Join the National Alliance of Preservation Commission (NAPC) and the State Historic Preservation Division (SHPD) for a free training on how your local historic preservation commissions and the Certified Local Government (CLG) program can help you preservation your historic resources.
Attendees will learn:
- Legal framework for historic preservation
- Responsibilities of a CLG
- Standards and guidelines for reviewing projects involving historic properties
- Ins and outs of CLG Grants
- Developing effective CLG projects
Kauai – Monday October 24, 2016
Lihue Civic Center, Moikeha Building,
Meeting Room 2A/2B, 4444 Rice Street, Lihue
Maui – Wednesday October 26, 2016
Maui Arts & Cultural Center,
Haynes Meeting Room, One Cameron Way, Kahului
Kona – Friday October 28, 2016
Natural Energy Laboratory of Hawaii Authority (NELHA)
73-4460 Queen Kaahulman Highway, Kailua-Kona
The National Alliance of Preservation Commissions was founded in 1983 in response to amendments to the National Historic Preservation Act of 1966. These amendments provided financial assistance to local governments that met requirements of the Certified Local Government program, including the establishment of a local preservation ordinance and commission. NAPC was formed to provide a forum for commissions to discuss mutual problems and to serve as a national voice representing the particular needs of commissions.
The Commission Assistance and Mentoring Program (CAMP®) is the signature training offered by the National Alliance of Preservation Commissions (NAPC). CAMP® is led by qualified preservation professionals in support of local preservation commissions and the NAPC’s mission to build strong local preservation programs through education, advocacy, and training. The goal of CAMP® is to provide high-quality, engaging and informative training to preservation related boards and commissions of all types through presentations, hands-on exercises, group discussions and networking (mentoring) opportunities via live training. Trainers include commissioners, local, state and national staff members, attorneys and commission partners.
Trainers for the 2016 CAMP include Ramona Bartos, John Williams, and Wade Broadhead.

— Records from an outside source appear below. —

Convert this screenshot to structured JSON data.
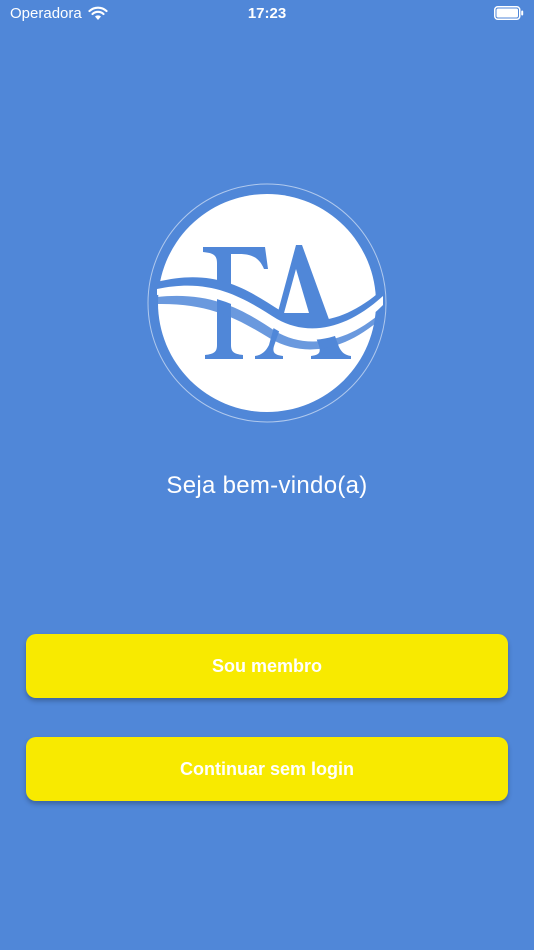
{
  "status_bar": {
    "carrier": "Operadora",
    "time": "17:23"
  },
  "logo": {
    "icon": "fa-logo-icon",
    "text": "FA"
  },
  "welcome_text": "Seja bem-vindo(a)",
  "buttons": {
    "member_label": "Sou membro",
    "guest_label": "Continuar sem login"
  },
  "colors": {
    "background": "#5087d8",
    "button": "#f8ea00",
    "button_text": "#ffffff",
    "logo_circle": "#ffffff"
  }
}
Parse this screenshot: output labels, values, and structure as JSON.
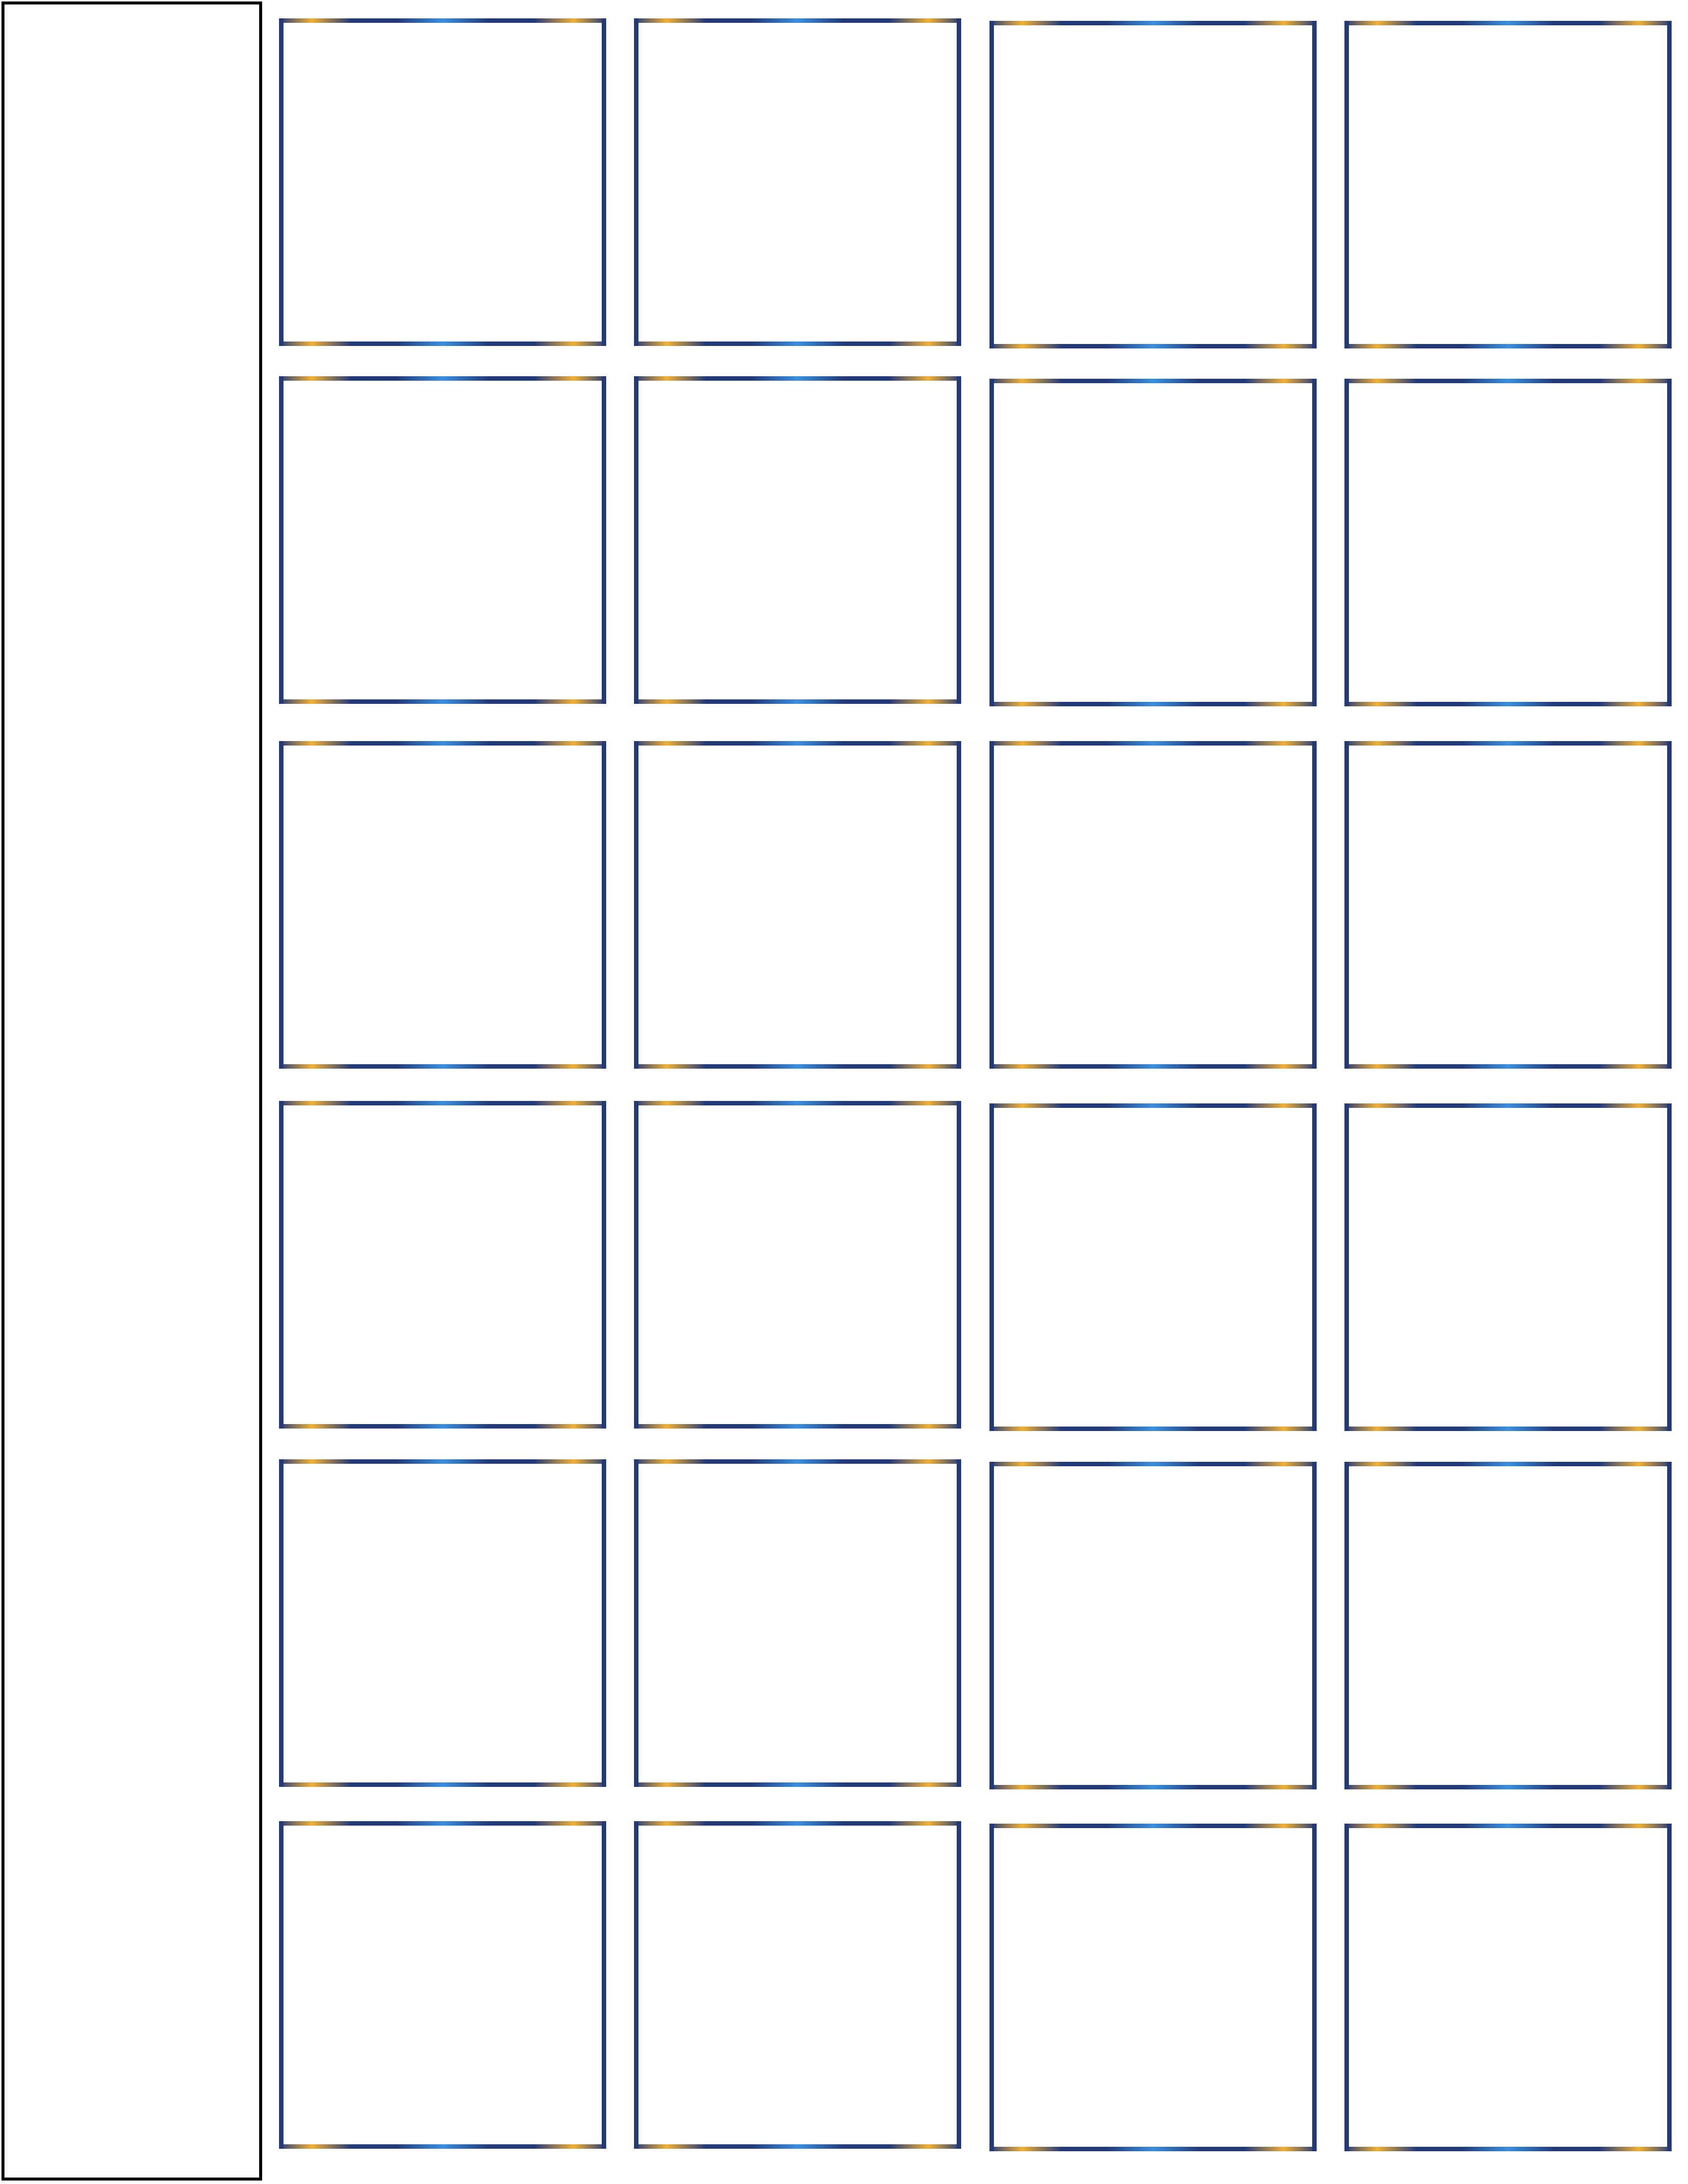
{
  "page": {
    "background": "#ffffff"
  },
  "side_panel": {
    "border_color": "#000000"
  },
  "cells": {
    "rows": 6,
    "columns": 4,
    "count": 24,
    "frame_colors": {
      "primary": "#223a7a",
      "highlight": "#3a8fe0",
      "accent": "#f2b134"
    }
  }
}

Ramona Murphy Bartos is Deputy State Historic Preservation Officer and Administrator of the State Historic Preservation Office for the State of North Carolina. She is an alumna of the joint Juris Doctor / Master of Historic Preservation Program at the University of Georgia, and Emory University (BA History and International Studies). Prior to her position in state public service, Ramona practiced law for nearly a decade in Georgia as an attorney in private practice for both private and local government clients, and served as a city attorney.

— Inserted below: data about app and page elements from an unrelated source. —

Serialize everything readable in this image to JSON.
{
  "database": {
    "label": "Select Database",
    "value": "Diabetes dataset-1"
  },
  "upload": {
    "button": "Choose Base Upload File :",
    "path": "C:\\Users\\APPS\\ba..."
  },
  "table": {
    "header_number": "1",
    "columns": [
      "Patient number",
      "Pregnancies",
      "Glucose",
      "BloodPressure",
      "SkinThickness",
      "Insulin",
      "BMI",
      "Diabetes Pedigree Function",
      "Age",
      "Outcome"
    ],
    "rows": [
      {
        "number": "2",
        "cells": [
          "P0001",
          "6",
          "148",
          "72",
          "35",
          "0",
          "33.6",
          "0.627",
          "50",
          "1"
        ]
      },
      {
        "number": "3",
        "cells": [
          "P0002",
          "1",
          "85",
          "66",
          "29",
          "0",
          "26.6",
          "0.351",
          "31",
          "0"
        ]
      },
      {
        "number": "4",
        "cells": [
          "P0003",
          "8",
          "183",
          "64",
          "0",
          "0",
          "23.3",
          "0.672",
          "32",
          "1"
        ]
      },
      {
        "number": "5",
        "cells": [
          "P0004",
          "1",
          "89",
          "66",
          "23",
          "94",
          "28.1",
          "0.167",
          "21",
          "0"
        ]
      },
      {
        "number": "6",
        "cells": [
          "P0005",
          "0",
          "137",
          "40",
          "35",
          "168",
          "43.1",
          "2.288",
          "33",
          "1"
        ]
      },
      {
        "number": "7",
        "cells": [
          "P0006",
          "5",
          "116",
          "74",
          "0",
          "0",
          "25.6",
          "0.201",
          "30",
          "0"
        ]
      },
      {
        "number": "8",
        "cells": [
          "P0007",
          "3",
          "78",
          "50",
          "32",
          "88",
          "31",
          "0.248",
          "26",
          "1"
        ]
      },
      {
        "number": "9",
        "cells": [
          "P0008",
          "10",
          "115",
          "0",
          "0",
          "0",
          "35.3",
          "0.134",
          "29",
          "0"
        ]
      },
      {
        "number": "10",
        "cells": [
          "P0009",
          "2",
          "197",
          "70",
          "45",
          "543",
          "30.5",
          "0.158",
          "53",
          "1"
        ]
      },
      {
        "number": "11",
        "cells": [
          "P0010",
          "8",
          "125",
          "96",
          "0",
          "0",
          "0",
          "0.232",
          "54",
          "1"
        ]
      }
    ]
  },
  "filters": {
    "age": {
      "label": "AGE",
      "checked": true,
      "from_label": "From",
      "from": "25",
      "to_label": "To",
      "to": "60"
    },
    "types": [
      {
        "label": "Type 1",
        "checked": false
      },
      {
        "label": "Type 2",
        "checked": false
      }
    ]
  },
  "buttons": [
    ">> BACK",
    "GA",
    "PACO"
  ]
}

Wade Broadhead is currently the Planning Director of Florence, Colorado working on development and preservation issues. He was most recently a Land Use Planner and Staff to the City of Pueblo’s Historic Preservation Commission where he worked from 2005-2014. Prior to his career in planning and preservation Wade worked as an archaeologist and GIS Supervisor conducting consulting work across the southwestern United States. In Pueblo, Wade helped spearhead an engaging neighborhood-based historic context approach which surveyed most historic neighborhoods as well as its Post-War Resources. He volunteered to serve as a grant reviewer for the State Historical Fund from 2010-2011; he was an Endangered Places Reviewer from 2009-2011; and, he presented papers at the National Trust for Historic Preservation, NAPC Forum, APA, and Saving Places Conferences over the past two years. Wade has a passion for Mid-Century Modern Architecture and social history as well as citizen engagement. He especially enjoys revitalization efforts in Right Sizing Cities and working with minority populations and low income neighborhoods to make preservation relevant. Wade is currently establishing a commission and applying for CLG status in Florence Colorado, population, 3800. Wade has four small budding preservationists under the age of 13.

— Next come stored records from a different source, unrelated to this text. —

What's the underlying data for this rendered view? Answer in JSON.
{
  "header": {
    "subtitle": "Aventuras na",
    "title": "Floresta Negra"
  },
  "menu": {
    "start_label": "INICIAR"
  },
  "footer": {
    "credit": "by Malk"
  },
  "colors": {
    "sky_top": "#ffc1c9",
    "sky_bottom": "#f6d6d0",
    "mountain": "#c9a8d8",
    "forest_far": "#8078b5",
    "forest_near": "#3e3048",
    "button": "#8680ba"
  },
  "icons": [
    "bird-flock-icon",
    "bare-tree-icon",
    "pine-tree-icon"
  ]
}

John (Jack) Williams is the founding principal of John Williams I Architect. His firm provides design services to private clients and consultant services to the preservation community. As the Principal-In-Charge, he leads project teams designing private residences, rehabilitating historically significant resources, and conducting workshops focused upon preservation topics. His current responsibilities include project management, coordination, and design. Mr. Williams was appointed by former President Bush and has served on the United States Advisory Council on Historic Preservation for the past eight years. John was also appointed by then Governor Locke to the Washington State Advisory Council on Historic Preservation and reappointed by past Governor Gregoire as its Chairman where he served for ten years. He has served as Vice President of Preservation Action and enjoyed serving as Chairman of the National Alliance of Preservation Commissions. He was the Chair of the Pike Place Market Historical Commission, Chair of the Oysterville Design Review Board, and a past member of the King County Landmarks Commissions.
Please register with the following form.